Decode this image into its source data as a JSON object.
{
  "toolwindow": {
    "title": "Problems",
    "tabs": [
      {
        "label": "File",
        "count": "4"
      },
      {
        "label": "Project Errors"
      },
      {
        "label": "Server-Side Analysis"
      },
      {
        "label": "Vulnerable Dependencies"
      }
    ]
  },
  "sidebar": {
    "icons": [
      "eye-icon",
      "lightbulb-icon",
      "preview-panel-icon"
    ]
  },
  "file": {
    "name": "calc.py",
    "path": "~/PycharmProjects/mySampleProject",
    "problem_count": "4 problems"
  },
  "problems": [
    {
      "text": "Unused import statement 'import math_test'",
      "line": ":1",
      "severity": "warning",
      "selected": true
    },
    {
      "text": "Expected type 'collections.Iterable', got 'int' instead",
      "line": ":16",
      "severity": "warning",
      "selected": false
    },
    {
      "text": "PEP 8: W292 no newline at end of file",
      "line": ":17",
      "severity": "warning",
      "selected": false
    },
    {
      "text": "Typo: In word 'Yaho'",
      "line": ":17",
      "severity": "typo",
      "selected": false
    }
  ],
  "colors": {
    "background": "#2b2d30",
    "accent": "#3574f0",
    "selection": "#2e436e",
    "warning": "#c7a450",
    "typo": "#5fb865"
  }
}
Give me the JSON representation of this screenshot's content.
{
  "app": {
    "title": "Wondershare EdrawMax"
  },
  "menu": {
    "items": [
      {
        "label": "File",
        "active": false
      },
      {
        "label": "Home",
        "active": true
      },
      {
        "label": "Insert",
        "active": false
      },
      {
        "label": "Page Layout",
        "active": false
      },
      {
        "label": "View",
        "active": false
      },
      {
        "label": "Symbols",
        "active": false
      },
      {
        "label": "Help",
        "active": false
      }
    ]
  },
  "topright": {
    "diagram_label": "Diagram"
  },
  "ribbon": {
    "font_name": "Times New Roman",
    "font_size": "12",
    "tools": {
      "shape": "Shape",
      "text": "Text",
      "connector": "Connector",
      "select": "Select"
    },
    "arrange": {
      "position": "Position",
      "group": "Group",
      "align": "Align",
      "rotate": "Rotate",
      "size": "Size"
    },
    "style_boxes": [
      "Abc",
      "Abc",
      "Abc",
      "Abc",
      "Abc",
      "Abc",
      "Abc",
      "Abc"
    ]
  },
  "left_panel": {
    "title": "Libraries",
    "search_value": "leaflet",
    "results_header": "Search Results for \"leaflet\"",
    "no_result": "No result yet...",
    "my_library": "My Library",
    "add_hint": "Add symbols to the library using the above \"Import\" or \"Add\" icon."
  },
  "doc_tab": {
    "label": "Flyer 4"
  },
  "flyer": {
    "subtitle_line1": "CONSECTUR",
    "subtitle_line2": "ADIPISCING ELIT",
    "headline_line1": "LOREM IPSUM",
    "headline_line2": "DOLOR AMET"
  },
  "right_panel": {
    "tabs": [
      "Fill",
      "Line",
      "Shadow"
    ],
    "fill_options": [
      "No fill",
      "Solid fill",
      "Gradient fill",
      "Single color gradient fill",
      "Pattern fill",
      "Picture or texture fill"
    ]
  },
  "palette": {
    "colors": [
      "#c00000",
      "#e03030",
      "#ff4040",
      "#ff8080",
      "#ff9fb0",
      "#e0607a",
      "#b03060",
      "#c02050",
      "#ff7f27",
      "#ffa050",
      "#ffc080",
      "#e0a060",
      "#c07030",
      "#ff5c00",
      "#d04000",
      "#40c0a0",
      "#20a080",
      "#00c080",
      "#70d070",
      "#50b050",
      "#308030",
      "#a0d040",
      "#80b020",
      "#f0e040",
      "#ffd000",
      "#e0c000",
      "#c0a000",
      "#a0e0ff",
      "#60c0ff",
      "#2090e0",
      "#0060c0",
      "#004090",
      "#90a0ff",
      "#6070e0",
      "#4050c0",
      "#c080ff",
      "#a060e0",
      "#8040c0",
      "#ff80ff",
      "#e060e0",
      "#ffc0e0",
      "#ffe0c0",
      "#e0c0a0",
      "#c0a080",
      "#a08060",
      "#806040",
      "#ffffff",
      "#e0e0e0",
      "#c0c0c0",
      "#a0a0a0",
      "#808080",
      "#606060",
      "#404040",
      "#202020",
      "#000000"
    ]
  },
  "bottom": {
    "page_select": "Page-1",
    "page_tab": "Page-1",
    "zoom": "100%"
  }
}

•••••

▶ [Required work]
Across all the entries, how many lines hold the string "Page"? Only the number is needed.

▶ [Answer area]
3